The American economy, meanwhile, is on a slow but steady rise. Whether that is because, or in spite, of Obama's stimulus package and the Federal Reserve's various money-printing activities, the Western economy that is making up the most ground after the global meltdown of 2008 is the one that has shunned the siren song of cutting its way to prosperity and instead stuck to the 20th century wisdom of using government policy to prime the economic pumps.
Things are, of course, more complicated than that. The declaration of recession in Britain is based on snapshot figures that could yet be revised upward. The U.K. economy is more tightly tied to the suffering of nations such as Spain and Greece, which were top importers of British goods, when they had enough money to import anything.
But the graphs drawn by economy watchers show a clear correlation if not causation between the installation of Prime Minister David Cameron's austerity programs, which slashed public sector spending in an attempt to completely erase that government's deficit in just seven years, and the second decline in the nation's economic growth.
In this, Britain's example more clearly illustrates the fate of nations that follow what is now, in America, the Republican line, as laid out by House budget maven Rep. Paul Ryan and endorsed by apparent presidential nominee Mitt Romney: Slash spending and watch as the economy regenerates.
It is still not clear, as the British experience shows, how either a nation's economy or its government's long-range fiscal health are aided by cutting off the flow of money, causing unemployment, reduced consumer spending, anemic tax bases and all the other things that drag down anyone's economy.

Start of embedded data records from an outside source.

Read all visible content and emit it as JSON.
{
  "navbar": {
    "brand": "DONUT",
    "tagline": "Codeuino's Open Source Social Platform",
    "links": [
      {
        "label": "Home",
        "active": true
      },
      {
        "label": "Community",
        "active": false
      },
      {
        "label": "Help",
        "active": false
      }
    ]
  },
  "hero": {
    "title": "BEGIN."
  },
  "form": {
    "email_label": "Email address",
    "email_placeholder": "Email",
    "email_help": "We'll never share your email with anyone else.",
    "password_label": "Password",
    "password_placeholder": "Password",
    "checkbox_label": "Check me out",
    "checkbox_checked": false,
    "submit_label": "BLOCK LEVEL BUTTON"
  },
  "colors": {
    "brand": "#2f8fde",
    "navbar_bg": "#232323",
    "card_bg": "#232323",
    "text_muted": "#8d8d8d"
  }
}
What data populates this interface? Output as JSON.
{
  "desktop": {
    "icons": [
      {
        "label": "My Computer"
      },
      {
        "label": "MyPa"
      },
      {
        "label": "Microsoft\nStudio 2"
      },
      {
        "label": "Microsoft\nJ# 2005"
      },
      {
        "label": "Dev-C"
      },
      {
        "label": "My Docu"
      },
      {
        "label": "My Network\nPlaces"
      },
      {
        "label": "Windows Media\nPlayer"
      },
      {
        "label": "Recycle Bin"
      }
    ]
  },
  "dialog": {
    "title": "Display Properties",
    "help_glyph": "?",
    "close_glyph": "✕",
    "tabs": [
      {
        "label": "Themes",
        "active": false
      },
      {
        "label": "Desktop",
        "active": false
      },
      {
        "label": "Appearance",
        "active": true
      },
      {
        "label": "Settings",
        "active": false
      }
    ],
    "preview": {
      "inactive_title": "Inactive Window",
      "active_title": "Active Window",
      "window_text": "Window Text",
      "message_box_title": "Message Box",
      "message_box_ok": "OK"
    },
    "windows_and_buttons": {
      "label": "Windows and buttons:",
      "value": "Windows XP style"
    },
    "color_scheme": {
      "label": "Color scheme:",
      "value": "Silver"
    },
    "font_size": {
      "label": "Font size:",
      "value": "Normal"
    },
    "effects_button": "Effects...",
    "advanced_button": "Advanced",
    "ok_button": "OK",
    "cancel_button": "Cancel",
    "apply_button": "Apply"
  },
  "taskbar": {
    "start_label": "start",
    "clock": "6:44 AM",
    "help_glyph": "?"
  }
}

National economies are too complicated to draw a simple conclusion from one set of figures. But data available so far suggests that austerity is not the way to growth, or to long-term debt reduction.